▼

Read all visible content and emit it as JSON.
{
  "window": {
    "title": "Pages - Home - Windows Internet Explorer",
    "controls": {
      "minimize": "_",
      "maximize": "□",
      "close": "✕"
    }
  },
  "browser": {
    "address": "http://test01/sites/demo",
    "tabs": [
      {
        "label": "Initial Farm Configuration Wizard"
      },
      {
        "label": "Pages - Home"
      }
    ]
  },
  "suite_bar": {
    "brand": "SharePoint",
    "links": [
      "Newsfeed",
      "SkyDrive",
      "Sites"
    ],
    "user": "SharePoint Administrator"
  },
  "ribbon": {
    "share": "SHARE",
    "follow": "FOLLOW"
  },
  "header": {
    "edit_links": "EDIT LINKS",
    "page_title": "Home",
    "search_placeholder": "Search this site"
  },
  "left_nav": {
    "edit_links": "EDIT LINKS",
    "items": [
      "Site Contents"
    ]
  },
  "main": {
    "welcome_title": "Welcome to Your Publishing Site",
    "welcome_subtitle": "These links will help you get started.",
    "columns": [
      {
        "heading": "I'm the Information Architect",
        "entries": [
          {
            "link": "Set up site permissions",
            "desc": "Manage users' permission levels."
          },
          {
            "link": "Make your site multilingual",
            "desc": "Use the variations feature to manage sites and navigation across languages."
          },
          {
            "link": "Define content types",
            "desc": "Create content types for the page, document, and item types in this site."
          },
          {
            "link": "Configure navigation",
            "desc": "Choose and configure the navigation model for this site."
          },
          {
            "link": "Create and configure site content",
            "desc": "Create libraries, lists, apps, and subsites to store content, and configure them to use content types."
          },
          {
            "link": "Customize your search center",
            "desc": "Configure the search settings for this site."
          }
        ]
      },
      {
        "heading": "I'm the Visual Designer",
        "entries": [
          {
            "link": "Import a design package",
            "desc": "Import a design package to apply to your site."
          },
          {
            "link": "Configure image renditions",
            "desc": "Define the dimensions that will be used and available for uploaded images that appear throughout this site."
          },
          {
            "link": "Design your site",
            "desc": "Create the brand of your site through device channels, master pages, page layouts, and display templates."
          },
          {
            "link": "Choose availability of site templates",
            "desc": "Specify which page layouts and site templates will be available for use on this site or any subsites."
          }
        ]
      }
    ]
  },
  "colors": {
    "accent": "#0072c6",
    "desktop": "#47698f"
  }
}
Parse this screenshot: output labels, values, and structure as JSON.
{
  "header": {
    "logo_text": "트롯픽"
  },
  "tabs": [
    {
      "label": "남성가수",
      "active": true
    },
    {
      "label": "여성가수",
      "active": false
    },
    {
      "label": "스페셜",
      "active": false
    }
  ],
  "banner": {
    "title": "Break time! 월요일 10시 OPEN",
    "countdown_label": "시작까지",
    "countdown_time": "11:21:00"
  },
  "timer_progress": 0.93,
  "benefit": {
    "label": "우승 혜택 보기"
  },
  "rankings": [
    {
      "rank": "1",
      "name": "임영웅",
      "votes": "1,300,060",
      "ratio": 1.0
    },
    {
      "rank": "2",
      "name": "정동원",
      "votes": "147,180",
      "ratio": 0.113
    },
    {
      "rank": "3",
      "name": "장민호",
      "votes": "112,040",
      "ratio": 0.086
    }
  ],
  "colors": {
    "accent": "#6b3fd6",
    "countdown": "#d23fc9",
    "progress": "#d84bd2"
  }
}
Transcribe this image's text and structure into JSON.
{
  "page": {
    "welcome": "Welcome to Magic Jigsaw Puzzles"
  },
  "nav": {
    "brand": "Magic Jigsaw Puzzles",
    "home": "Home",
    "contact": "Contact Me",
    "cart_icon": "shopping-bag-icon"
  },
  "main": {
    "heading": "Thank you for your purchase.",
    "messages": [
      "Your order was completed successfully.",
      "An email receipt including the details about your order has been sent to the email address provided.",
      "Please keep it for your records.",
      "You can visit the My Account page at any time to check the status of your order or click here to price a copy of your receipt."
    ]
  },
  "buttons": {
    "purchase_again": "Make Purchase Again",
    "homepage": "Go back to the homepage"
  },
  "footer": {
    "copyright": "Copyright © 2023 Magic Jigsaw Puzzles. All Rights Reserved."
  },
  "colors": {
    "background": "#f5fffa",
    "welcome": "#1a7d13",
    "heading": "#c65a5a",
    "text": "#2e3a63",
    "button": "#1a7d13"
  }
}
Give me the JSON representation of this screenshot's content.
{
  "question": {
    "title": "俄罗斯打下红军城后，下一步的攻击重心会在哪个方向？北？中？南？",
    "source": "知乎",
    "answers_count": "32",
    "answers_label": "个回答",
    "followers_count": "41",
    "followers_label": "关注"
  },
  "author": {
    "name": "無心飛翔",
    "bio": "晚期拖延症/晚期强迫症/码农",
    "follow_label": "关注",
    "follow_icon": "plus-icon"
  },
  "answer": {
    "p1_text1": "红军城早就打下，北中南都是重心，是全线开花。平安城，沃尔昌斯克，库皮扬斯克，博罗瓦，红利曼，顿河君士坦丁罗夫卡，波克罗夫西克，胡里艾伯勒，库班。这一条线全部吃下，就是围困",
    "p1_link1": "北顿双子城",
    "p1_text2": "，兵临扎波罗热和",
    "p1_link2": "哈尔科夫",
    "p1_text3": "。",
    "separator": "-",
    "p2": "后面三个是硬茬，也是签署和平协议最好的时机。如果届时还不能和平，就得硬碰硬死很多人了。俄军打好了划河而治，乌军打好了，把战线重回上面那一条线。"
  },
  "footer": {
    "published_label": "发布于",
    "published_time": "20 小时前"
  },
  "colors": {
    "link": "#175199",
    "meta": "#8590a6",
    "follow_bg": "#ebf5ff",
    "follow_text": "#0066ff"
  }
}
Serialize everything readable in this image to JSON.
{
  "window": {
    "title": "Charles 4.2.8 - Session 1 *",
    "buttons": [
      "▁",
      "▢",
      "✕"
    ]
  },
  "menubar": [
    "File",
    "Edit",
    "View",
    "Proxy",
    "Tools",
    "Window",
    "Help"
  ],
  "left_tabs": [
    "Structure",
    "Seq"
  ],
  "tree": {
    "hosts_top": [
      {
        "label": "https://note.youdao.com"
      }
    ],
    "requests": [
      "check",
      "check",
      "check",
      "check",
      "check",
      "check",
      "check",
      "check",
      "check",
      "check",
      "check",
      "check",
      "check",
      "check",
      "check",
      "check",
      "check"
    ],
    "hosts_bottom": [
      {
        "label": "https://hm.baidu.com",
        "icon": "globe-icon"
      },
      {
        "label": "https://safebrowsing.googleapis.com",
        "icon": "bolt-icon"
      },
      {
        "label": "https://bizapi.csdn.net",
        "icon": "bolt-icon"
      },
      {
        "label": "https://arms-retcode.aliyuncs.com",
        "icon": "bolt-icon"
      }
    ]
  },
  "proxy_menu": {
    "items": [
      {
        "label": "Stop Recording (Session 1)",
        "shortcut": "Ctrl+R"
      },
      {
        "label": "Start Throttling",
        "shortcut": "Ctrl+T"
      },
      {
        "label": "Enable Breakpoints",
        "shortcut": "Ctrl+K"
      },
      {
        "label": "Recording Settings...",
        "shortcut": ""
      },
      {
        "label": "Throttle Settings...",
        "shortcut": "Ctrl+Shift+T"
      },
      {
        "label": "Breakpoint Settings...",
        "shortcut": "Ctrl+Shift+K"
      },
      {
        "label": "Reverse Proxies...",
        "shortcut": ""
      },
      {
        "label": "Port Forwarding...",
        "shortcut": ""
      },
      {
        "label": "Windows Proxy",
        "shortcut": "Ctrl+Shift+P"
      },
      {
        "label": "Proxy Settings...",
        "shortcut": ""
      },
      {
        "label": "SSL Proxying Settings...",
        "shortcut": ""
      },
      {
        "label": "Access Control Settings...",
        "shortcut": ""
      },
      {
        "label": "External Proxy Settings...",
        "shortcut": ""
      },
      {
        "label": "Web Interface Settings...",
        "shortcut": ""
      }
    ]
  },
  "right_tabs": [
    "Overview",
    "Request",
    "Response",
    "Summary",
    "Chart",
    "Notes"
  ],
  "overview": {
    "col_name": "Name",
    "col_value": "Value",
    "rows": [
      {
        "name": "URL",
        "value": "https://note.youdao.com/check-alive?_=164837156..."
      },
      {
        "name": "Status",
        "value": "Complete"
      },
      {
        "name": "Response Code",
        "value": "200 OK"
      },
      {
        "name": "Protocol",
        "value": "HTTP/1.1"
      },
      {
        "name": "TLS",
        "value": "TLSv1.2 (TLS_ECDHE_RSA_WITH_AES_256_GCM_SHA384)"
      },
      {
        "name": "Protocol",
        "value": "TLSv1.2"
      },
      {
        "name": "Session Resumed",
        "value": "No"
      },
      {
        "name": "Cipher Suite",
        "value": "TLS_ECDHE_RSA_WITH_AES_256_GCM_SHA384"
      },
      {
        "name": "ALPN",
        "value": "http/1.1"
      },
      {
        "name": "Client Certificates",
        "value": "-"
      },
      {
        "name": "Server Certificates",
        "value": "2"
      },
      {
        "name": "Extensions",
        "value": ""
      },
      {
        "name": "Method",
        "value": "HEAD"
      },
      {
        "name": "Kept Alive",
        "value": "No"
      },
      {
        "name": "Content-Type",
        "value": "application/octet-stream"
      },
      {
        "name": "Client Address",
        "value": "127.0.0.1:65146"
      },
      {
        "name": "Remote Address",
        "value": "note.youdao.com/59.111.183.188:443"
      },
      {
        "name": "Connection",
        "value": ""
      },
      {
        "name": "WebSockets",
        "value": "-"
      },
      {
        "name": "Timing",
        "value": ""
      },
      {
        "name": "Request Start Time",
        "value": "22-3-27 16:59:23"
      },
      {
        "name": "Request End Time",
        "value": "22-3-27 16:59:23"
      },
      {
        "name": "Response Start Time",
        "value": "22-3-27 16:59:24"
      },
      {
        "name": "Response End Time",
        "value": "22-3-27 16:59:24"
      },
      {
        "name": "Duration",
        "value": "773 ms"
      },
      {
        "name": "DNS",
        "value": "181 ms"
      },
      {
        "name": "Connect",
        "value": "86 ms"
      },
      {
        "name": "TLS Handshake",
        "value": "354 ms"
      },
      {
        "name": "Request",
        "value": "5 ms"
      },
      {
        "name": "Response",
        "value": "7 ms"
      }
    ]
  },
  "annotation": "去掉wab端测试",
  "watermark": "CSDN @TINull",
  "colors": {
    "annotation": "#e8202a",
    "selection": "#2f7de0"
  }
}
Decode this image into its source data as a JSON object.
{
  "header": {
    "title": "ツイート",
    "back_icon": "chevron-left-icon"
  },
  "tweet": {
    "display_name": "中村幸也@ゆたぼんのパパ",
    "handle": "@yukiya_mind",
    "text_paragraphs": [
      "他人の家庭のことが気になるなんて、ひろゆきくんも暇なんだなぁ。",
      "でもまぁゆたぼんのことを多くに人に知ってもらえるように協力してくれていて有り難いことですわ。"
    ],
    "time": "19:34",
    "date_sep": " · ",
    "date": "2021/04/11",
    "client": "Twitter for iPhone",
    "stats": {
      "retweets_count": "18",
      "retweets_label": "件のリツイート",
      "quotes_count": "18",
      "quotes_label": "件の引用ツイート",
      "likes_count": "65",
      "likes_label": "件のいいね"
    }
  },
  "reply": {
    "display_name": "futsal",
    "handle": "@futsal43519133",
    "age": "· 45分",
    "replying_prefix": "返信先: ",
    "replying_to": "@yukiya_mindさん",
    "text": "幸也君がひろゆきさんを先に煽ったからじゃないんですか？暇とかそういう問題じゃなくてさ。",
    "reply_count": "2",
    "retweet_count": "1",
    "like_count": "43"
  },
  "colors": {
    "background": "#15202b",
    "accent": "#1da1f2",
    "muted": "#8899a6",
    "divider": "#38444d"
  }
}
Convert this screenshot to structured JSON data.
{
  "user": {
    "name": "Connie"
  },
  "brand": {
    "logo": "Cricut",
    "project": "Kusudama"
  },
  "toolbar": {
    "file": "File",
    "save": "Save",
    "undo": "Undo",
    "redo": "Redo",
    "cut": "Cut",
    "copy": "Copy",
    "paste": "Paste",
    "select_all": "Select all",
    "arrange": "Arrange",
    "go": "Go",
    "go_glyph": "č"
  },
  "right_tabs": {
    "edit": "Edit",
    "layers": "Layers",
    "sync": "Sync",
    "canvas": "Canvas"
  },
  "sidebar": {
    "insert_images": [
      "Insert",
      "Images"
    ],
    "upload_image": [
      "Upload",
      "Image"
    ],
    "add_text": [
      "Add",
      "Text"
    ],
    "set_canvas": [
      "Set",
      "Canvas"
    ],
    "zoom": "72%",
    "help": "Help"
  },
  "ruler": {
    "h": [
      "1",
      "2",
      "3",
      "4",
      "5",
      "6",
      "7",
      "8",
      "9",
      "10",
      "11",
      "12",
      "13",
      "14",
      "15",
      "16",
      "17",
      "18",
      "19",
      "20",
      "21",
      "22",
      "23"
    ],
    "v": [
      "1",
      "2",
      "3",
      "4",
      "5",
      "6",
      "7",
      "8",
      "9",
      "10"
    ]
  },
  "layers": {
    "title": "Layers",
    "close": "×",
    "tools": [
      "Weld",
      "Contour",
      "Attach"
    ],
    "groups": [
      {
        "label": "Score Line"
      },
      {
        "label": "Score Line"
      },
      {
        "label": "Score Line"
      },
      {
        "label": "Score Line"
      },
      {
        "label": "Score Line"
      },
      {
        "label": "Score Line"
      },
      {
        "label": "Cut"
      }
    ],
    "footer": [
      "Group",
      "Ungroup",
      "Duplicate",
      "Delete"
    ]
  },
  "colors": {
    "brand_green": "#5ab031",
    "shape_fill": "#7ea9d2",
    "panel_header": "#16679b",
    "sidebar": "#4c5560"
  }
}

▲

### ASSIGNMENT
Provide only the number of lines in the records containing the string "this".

### ANSWER SECTION
12